The media has counted Democrats down and out for so long that meme has taken hold. Apparently there is some life left, Small-business tax breaks clear a hurdle in the Senate
After the 61-37 vote on the small business bill yesterday, senators are expected to give it final approval, which requires a simple majority. House Democratic leaders have said they would quickly pass an identical version of the bill for Obama’s signature.
“Today’s vote brings us one step closer to ending the months-long partisan blockade of a small business jobs bill that was written by both Democrats and Republicans,’’ the president said in a statement. “This is a bill that would cut taxes and help provide loans to millions of small business owners who create most of the new jobs in this country.’’
The new $30 billion fund would be available to community banks with fewer than $10 billion in assets to encourage lending to small businesses. The bill would combine the fund with about $12 billion in tax breaks aimed at both large and small businesses.
The tax cuts in the bill include breaks for small restaurant owners and retail store owners who remodel or build stores. Also, larger businesses could more quickly recover the costs of capital improvements through depreciation. And the measure would allow small-business owners to deduct costs of health insurance for themselves and their families from self-employment taxes for the 2010 tax year.
Just last week some of my favorite pundits were saying this small business bill has a snow ball’s chance. I tended to think they were right. It’s nice to be wrong once in a while. Now can Democrats get the message out. To be fair and balanced Republicans – who we know from history can always trust with the nation’s finances – have their own plan to cure everything from warts to the deficit - Senate Republicans unveil a plan to make Bush tax cuts permanent
Even as they hammer Democrats for running up record budget deficits, Senate Republicans are rolling out a plan to permanently extend an array of expiring tax breaks that would deprive the Treasury of more than $4 trillion over the next decade, nearly doubling projected deficits over that period unless dramatic spending cuts are made.
The measure, introduced by Senate Minority Leader Mitch McConnell (R-Ky.) this week, would permanently extend the George W. Bush-era income tax cuts that benefit virtually every U.S. taxpayer, rein in the alternative minimum tax and limit the estate tax to estates worth more than $5 million for individuals or $10 million for couples.
Aides to McConnell said they have yet to receive a cost estimate for the measure. But the nonpartisan Congressional Budget Office recently forecast that a similar, slightly more expensive package that includes a full repeal of the estate tax would force the nation to borrow an additional $3.9 trillion over the next decade and increase interest payments on the national debt by $950 billion. That’s more than four times the projected deficit impact of President Obama’s health-care overhaul and stimulus package combined.

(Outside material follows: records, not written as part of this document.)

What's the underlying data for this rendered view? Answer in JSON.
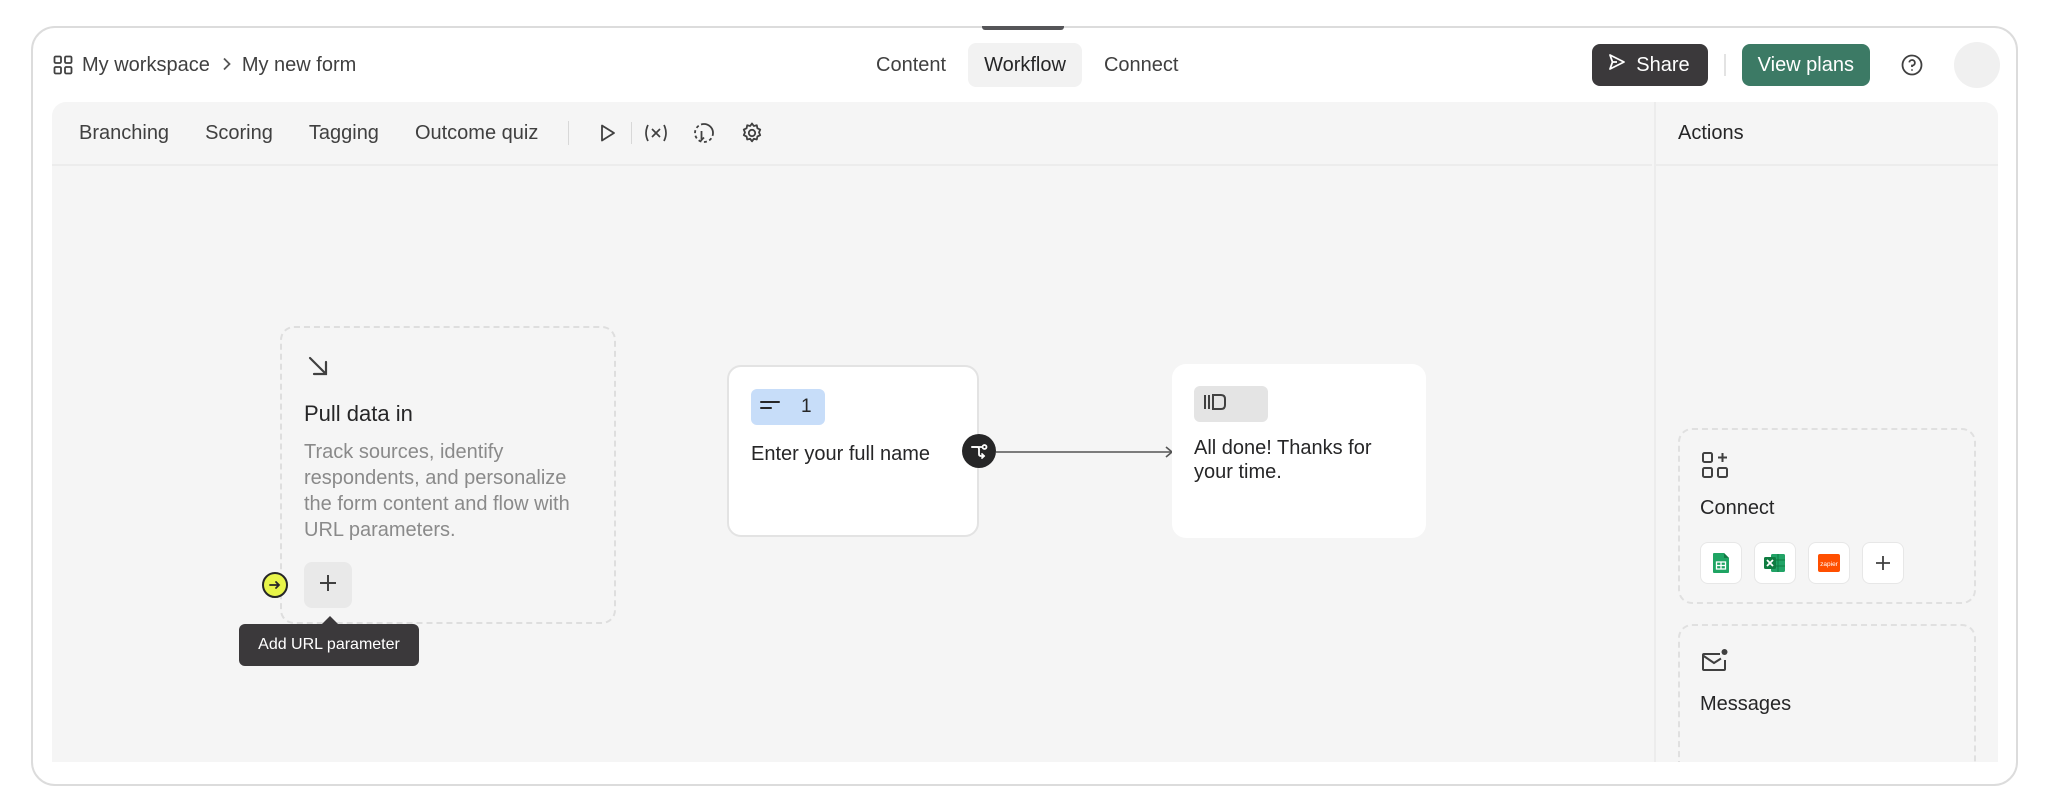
{
  "breadcrumb": {
    "workspace": "My workspace",
    "form": "My new form"
  },
  "tabs": [
    "Content",
    "Workflow",
    "Connect"
  ],
  "active_tab": "Workflow",
  "header": {
    "share_label": "Share",
    "plans_label": "View plans"
  },
  "toolbar": {
    "items": [
      "Branching",
      "Scoring",
      "Tagging",
      "Outcome quiz"
    ],
    "icons": [
      "play-icon",
      "variable-icon",
      "logic-loop-icon",
      "settings-icon"
    ]
  },
  "actions": {
    "title": "Actions",
    "connect_label": "Connect",
    "messages_label": "Messages",
    "integrations": [
      "google-sheets-icon",
      "excel-icon",
      "zapier-icon",
      "add-icon"
    ],
    "zapier_text": "zapier"
  },
  "pull_data": {
    "title": "Pull data in",
    "description": "Track sources, identify respondents, and personalize the form content and flow with URL parameters.",
    "tooltip": "Add URL parameter"
  },
  "question": {
    "number": "1",
    "text": "Enter your full name"
  },
  "ending": {
    "text": "All done! Thanks for your time."
  },
  "colors": {
    "share_bg": "#3b393b",
    "plans_bg": "#3c7a65",
    "question_badge": "#c7ddf9",
    "entry_dot": "#e8f54a"
  }
}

Something else we all know is these facts don’t matter. You could yell them in a tea nut’s ear while showing them a big screen Powerpoint presentation of the numbers and they would still deny the truth. We’re way beyond having any kind of civil national debate. Conservatives have become like a two year old crying and throwing toys, They don’t care about reason, they just care about getting what they want. Anything less and they’ll throw another temper tantrum.
McConnell’s plan is not crazy enough for Kentucky senatorial candidate Rand Paul , Rand Paul doesn’t understand how budgets, the Senate, math work
But that’s not radical enough for rebel libertarian Rand Paul. Should Kentucky voters send Paul to the Senate, he promises not just to vote against, but to actively filibuster every budget bill that’s not balanced.
OK! Good on you, Rand. That’s true fiscal conservatism. Of course, that means you’ll have to single-handedly close a $1.3 trillion budget gap in one year. So … good luck with that one, I guess. You’ll need to get rid of like 10 Departments of Agriculture.
Oh, wait, there’s one other very small problem: Senators can’t filibuster budgets.